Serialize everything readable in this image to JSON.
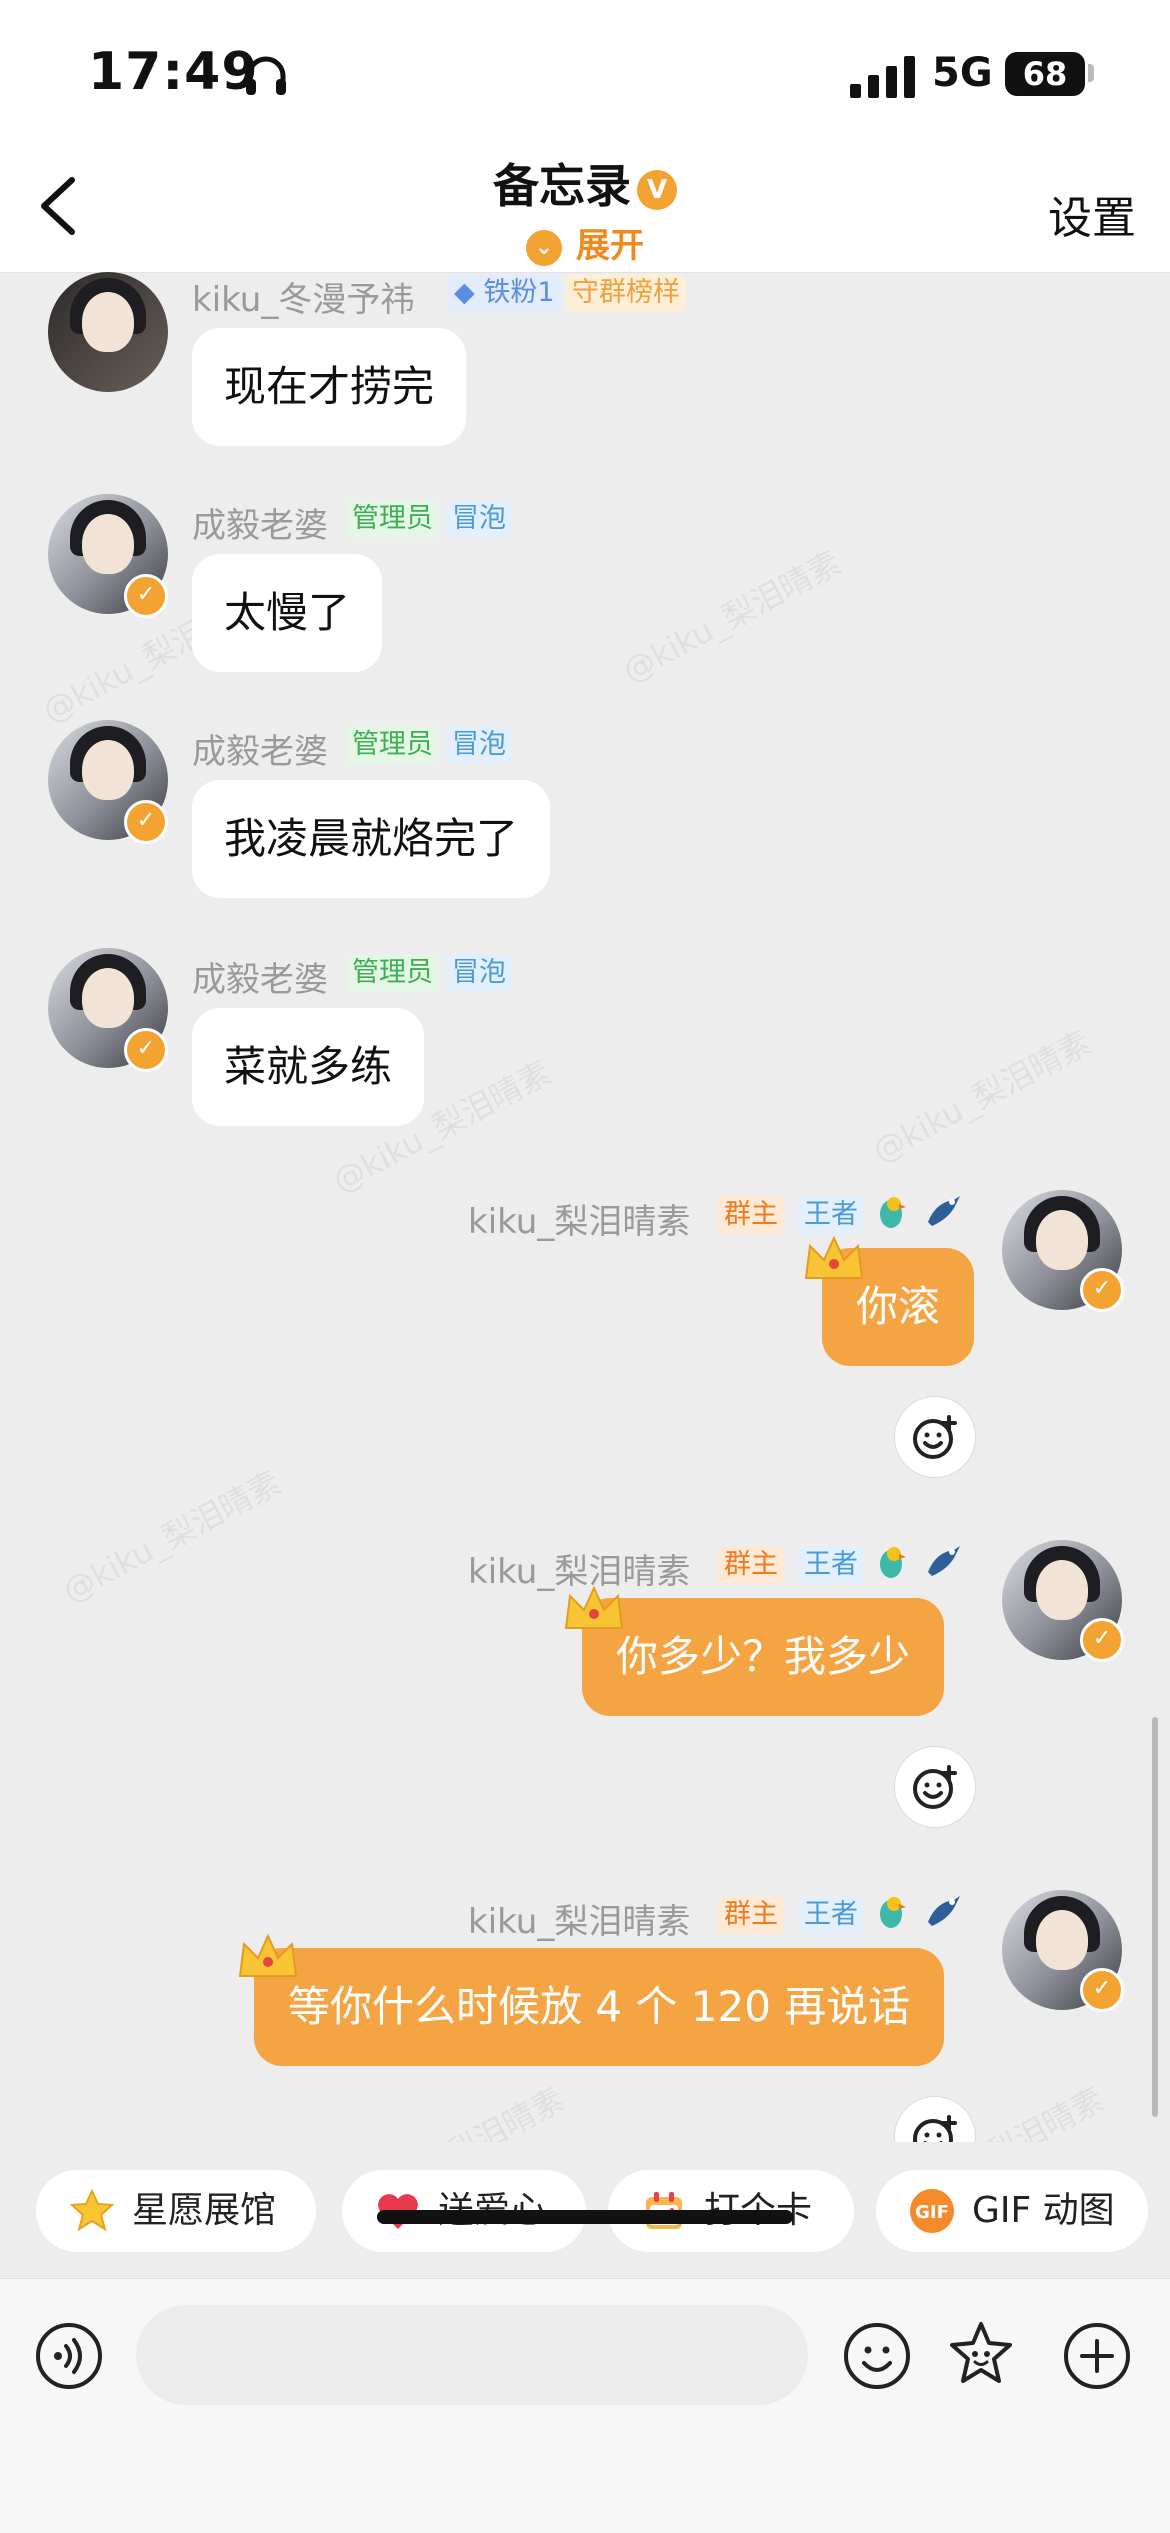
{
  "status": {
    "time": "17:49",
    "network": "5G",
    "battery": "68"
  },
  "nav": {
    "title": "备忘录",
    "expand": "展开",
    "settings": "设置",
    "title_badge": "V"
  },
  "messages": [
    {
      "side": "left",
      "name": "kiku_冬漫予祎",
      "tags": [
        "铁粉1",
        "守群榜样"
      ],
      "text": "现在才捞完"
    },
    {
      "side": "left",
      "name": "成毅老婆",
      "tags": [
        "管理员",
        "冒泡"
      ],
      "text": "太慢了"
    },
    {
      "side": "left",
      "name": "成毅老婆",
      "tags": [
        "管理员",
        "冒泡"
      ],
      "text": "我凌晨就烙完了"
    },
    {
      "side": "left",
      "name": "成毅老婆",
      "tags": [
        "管理员",
        "冒泡"
      ],
      "text": "菜就多练"
    },
    {
      "side": "right",
      "name": "kiku_梨泪晴素",
      "tags": [
        "群主",
        "王者"
      ],
      "text": "你滚"
    },
    {
      "side": "right",
      "name": "kiku_梨泪晴素",
      "tags": [
        "群主",
        "王者"
      ],
      "text": "你多少？我多少"
    },
    {
      "side": "right",
      "name": "kiku_梨泪晴素",
      "tags": [
        "群主",
        "王者"
      ],
      "text": "等你什么时候放 4 个 120 再说话"
    }
  ],
  "watermarks": [
    "@kiku_梨泪晴素",
    "@kiku_梨泪晴素",
    "@kiku_梨泪晴素",
    "@kiku_梨泪晴素",
    "@kiku_梨泪晴素",
    "梨泪晴素",
    "梨泪晴素"
  ],
  "quick_actions": [
    {
      "label": "星愿展馆",
      "icon": "star-icon"
    },
    {
      "label": "送爱心",
      "icon": "heart-icon"
    },
    {
      "label": "打个卡",
      "icon": "calendar-icon"
    },
    {
      "label": "GIF 动图",
      "icon": "gif-icon"
    }
  ],
  "input": {
    "placeholder": ""
  },
  "colors": {
    "accent": "#f4a443",
    "badge": "#f3a332",
    "bg": "#ededed"
  }
}
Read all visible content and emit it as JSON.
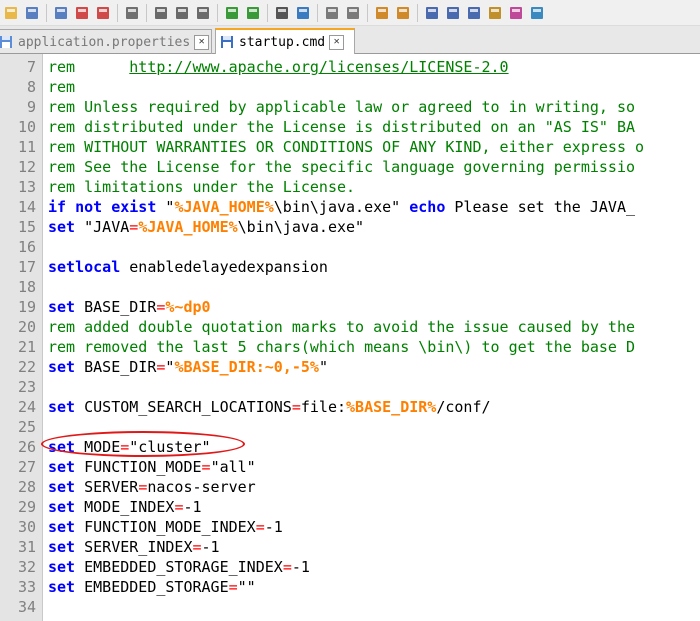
{
  "tabs": [
    {
      "label": "application.properties",
      "active": false
    },
    {
      "label": "startup.cmd",
      "active": true
    }
  ],
  "toolbar_icons": [
    "open-icon",
    "save-icon",
    "save-all-icon",
    "close-icon",
    "close-all-icon",
    "print-icon",
    "cut-icon",
    "copy-icon",
    "paste-icon",
    "undo-icon",
    "redo-icon",
    "find-icon",
    "replace-icon",
    "zoom-in-icon",
    "zoom-out-icon",
    "sync-v-icon",
    "sync-h-icon",
    "wrap-icon",
    "show-all-icon",
    "indent-guide-icon",
    "lang-icon",
    "doc-map-icon",
    "func-list-icon"
  ],
  "lines": [
    {
      "n": "7",
      "t": [
        [
          "cm",
          "rem      "
        ],
        [
          "url",
          "http://www.apache.org/licenses/LICENSE-2.0"
        ]
      ]
    },
    {
      "n": "8",
      "t": [
        [
          "cm",
          "rem"
        ]
      ]
    },
    {
      "n": "9",
      "t": [
        [
          "cm",
          "rem Unless required by applicable law or agreed to in writing, so"
        ]
      ]
    },
    {
      "n": "10",
      "t": [
        [
          "cm",
          "rem distributed under the License is distributed on an \"AS IS\" BA"
        ]
      ]
    },
    {
      "n": "11",
      "t": [
        [
          "cm",
          "rem WITHOUT WARRANTIES OR CONDITIONS OF ANY KIND, either express o"
        ]
      ]
    },
    {
      "n": "12",
      "t": [
        [
          "cm",
          "rem See the License for the specific language governing permissio"
        ]
      ]
    },
    {
      "n": "13",
      "t": [
        [
          "cm",
          "rem limitations under the License."
        ]
      ]
    },
    {
      "n": "14",
      "t": [
        [
          "kw",
          "if not exist"
        ],
        [
          "str",
          " \""
        ],
        [
          "vr",
          "%JAVA_HOME%"
        ],
        [
          "str",
          "\\bin\\java.exe\" "
        ],
        [
          "kw",
          "echo"
        ],
        [
          "str",
          " Please set the JAVA_"
        ]
      ]
    },
    {
      "n": "15",
      "t": [
        [
          "kw",
          "set"
        ],
        [
          "str",
          " \"JAVA"
        ],
        [
          "op",
          "="
        ],
        [
          "vr",
          "%JAVA_HOME%"
        ],
        [
          "str",
          "\\bin\\java.exe\""
        ]
      ]
    },
    {
      "n": "16",
      "t": []
    },
    {
      "n": "17",
      "t": [
        [
          "kw",
          "setlocal"
        ],
        [
          "str",
          " enabledelayedexpansion"
        ]
      ]
    },
    {
      "n": "18",
      "t": []
    },
    {
      "n": "19",
      "t": [
        [
          "kw",
          "set"
        ],
        [
          "str",
          " BASE_DIR"
        ],
        [
          "op",
          "="
        ],
        [
          "vr",
          "%~dp0"
        ]
      ]
    },
    {
      "n": "20",
      "t": [
        [
          "cm",
          "rem added double quotation marks to avoid the issue caused by the"
        ]
      ]
    },
    {
      "n": "21",
      "t": [
        [
          "cm",
          "rem removed the last 5 chars(which means \\bin\\) to get the base D"
        ]
      ]
    },
    {
      "n": "22",
      "t": [
        [
          "kw",
          "set"
        ],
        [
          "str",
          " BASE_DIR"
        ],
        [
          "op",
          "="
        ],
        [
          "str",
          "\""
        ],
        [
          "vr",
          "%BASE_DIR:~0,-5%"
        ],
        [
          "str",
          "\""
        ]
      ]
    },
    {
      "n": "23",
      "t": []
    },
    {
      "n": "24",
      "t": [
        [
          "kw",
          "set"
        ],
        [
          "str",
          " CUSTOM_SEARCH_LOCATIONS"
        ],
        [
          "op",
          "="
        ],
        [
          "str",
          "file:"
        ],
        [
          "vr",
          "%BASE_DIR%"
        ],
        [
          "str",
          "/conf/"
        ]
      ]
    },
    {
      "n": "25",
      "t": []
    },
    {
      "n": "26",
      "t": [
        [
          "kw",
          "set"
        ],
        [
          "str",
          " MODE"
        ],
        [
          "op",
          "="
        ],
        [
          "str",
          "\"cluster\""
        ]
      ]
    },
    {
      "n": "27",
      "t": [
        [
          "kw",
          "set"
        ],
        [
          "str",
          " FUNCTION_MODE"
        ],
        [
          "op",
          "="
        ],
        [
          "str",
          "\"all\""
        ]
      ]
    },
    {
      "n": "28",
      "t": [
        [
          "kw",
          "set"
        ],
        [
          "str",
          " SERVER"
        ],
        [
          "op",
          "="
        ],
        [
          "str",
          "nacos-server"
        ]
      ]
    },
    {
      "n": "29",
      "t": [
        [
          "kw",
          "set"
        ],
        [
          "str",
          " MODE_INDEX"
        ],
        [
          "op",
          "="
        ],
        [
          "str",
          "-1"
        ]
      ]
    },
    {
      "n": "30",
      "t": [
        [
          "kw",
          "set"
        ],
        [
          "str",
          " FUNCTION_MODE_INDEX"
        ],
        [
          "op",
          "="
        ],
        [
          "str",
          "-1"
        ]
      ]
    },
    {
      "n": "31",
      "t": [
        [
          "kw",
          "set"
        ],
        [
          "str",
          " SERVER_INDEX"
        ],
        [
          "op",
          "="
        ],
        [
          "str",
          "-1"
        ]
      ]
    },
    {
      "n": "32",
      "t": [
        [
          "kw",
          "set"
        ],
        [
          "str",
          " EMBEDDED_STORAGE_INDEX"
        ],
        [
          "op",
          "="
        ],
        [
          "str",
          "-1"
        ]
      ]
    },
    {
      "n": "33",
      "t": [
        [
          "kw",
          "set"
        ],
        [
          "str",
          " EMBEDDED_STORAGE"
        ],
        [
          "op",
          "="
        ],
        [
          "str",
          "\"\""
        ]
      ]
    },
    {
      "n": "34",
      "t": []
    }
  ],
  "colors": {
    "keyword": "#0000ff",
    "comment": "#008000",
    "operator": "#ff0000",
    "variable": "#ff8000",
    "highlight": "#e01818"
  }
}
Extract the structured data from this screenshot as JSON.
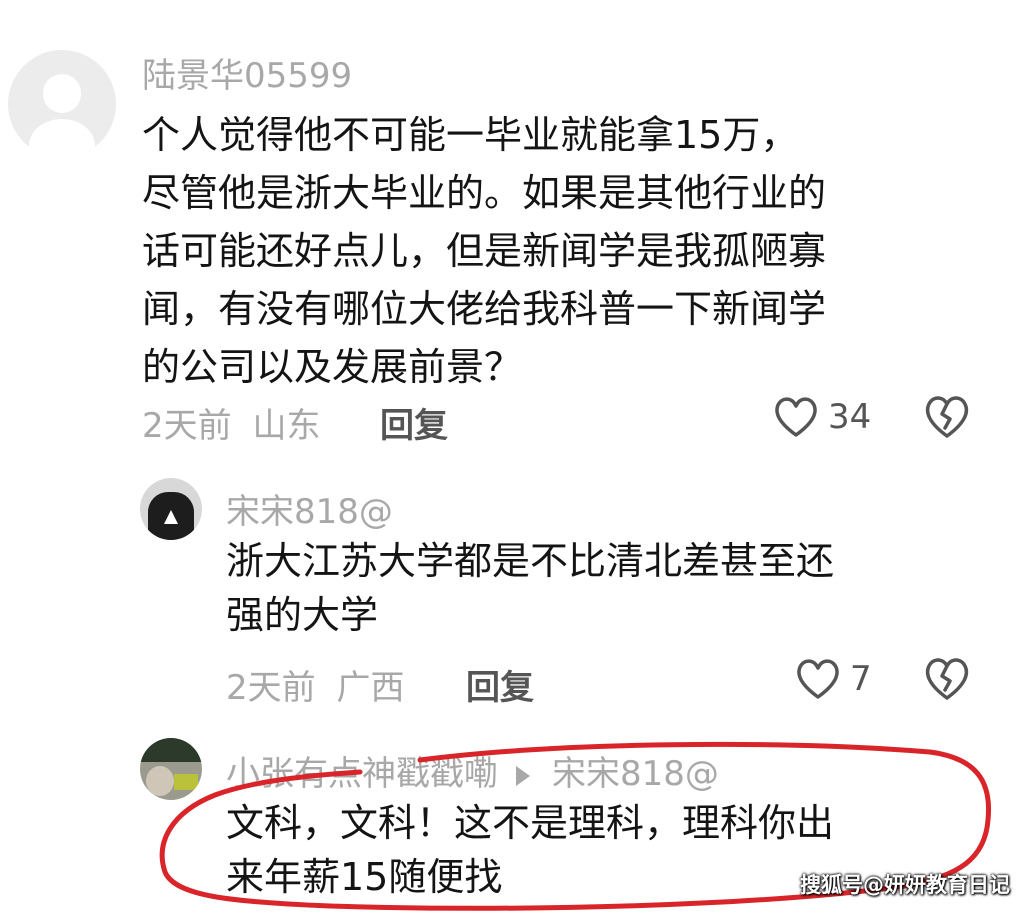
{
  "comments": [
    {
      "username": "陆景华05599",
      "text": "个人觉得他不可能一毕业就能拿15万，\n尽管他是浙大毕业的。如果是其他行业的\n话可能还好点儿，但是新闻学是我孤陋寡\n闻，有没有哪位大佬给我科普一下新闻学\n的公司以及发展前景？",
      "time": "2天前",
      "location": "山东",
      "reply_label": "回复",
      "likes": "34"
    },
    {
      "username": "宋宋818@",
      "text": "浙大江苏大学都是不比清北差甚至还\n强的大学",
      "time": "2天前",
      "location": "广西",
      "reply_label": "回复",
      "likes": "7"
    },
    {
      "username": "小张有点神戳戳嘞",
      "reply_to": "宋宋818@",
      "text": "文科，文科！这不是理科，理科你出\n来年薪15随便找"
    }
  ],
  "watermark": "搜狐号@妍妍教育日记",
  "colors": {
    "annotation_red": "#d9252a",
    "muted_text": "#a8a8a8",
    "body_text": "#141414"
  },
  "icons": {
    "like": "heart-outline-icon",
    "dislike": "broken-heart-icon",
    "reply_arrow": "triangle-right-icon"
  }
}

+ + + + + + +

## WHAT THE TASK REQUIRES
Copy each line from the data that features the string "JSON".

## EXERCISE ANSWER
Serialize everything readable in this image to JSON.
Read all visible content and emit it as JSON.
Extract the structured data from this screenshot as JSON.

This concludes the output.